Our own Rob Patronite and Robin Raisfield awarded two stars each to the hearty Italian at Chió and the budding dinner menu at Iris Café. Where did the other critics dine? Read on to find out.
After finding “mastery in plain sight” at Ichimura at Brushstroke in Tribeca, Pete Wells felt compelled to share the place where he experienced “some of the most remarkable sashimi and sushi” he’d ever tasted. Steeped in the Edo-mae style of sushi, chef Eiji Ichimura prepares fish with “stronger flavors than are encountered in most New York sushi restaurants.” But within this glowing review comes a strange warning: “Even the rice, seasoned with a blend of three vinegars, is unusually assertive; it may ruin other sushi for you.”
Robert Sietsema dips into pan-Balkan cuisine, quite literally, at Balkanika. The Hell’s Kitchen establishment offers a hearty platter of its eighteen various dips, and goes a long way to correct the underrepresentation of Balkan cuisine in Manhattan by serving a host of other hard-to-find regional dishes.

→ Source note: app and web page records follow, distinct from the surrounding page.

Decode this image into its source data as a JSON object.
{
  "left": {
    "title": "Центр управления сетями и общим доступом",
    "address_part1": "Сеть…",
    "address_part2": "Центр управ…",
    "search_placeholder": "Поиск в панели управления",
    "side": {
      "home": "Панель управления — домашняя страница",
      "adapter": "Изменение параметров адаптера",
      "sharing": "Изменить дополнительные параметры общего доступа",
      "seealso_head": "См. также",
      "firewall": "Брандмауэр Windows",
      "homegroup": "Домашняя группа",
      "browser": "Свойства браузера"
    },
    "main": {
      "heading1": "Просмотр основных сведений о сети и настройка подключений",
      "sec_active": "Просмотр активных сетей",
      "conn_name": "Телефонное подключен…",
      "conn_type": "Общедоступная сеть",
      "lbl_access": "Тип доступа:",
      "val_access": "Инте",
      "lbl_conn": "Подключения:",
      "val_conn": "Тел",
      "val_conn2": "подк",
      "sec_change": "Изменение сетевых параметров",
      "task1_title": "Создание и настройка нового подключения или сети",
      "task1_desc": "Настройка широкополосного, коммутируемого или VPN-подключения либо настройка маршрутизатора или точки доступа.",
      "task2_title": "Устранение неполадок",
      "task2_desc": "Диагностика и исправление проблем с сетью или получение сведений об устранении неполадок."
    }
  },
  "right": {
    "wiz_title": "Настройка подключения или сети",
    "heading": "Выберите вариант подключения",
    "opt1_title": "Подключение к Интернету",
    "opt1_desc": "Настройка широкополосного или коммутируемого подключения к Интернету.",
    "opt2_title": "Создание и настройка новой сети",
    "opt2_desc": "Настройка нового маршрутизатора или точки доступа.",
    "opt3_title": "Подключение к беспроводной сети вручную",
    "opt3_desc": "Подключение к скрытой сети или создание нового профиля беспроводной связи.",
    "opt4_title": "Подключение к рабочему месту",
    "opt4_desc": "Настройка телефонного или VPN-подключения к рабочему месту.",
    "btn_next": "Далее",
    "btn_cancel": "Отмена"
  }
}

Tejal Rao suggests taking laid-back friends to find comfort in the food and friendly atmosphere of 606 R&D;. While “there’s no wrong way” to go about eating the rotisserie chicken, the more eccentric items on the menu “are what make 606 special.”
While they raised a wildly successful daughter in Lady Gaga, the pop star’s parents can’t seem to put together a restaurant, opines the Daily News. Mediocre food made worse by heinous prices means that Joanne Trattoria amounts to nothing more than “a careless, lifeless production that feels like a weird facsimile of a restaurant rather than the real thing.” One star.
Ryan Sutton runs into problem after customer service problem at Brooklyn Crab. The remote Red Hook restaurant can’t match its Manhattan prices with its service or cuisine. Sutton — whose grandmother, we learn, used to serve chowder to dock workers — can’t handle the extreme asymmetry, and awards only one-half of one star.
The New Yorker is taken with Mission Chinese, a “cheap and gutsy” place where “the food is the star of the show.” Chef Danny Bowien “took cues from the tried-and-true tradition of greasy Chinese-American food and one-upped it for some of his best dishes.” Sit down hungry (a two- or three-hour wait helps) and leave facing west.
Jay Cheshes ruminates on the necessity of good dive bars, arguing that the “average pub grub” and the glare of celebrity leave Dale Talde’s Pork Slope neither a true neighborhood dive nor a reliable restaurant. “Only the pork here seems to get any real care or attention,” Cheshes says. “This is a food destination only if you stick to the swine the place is named for.”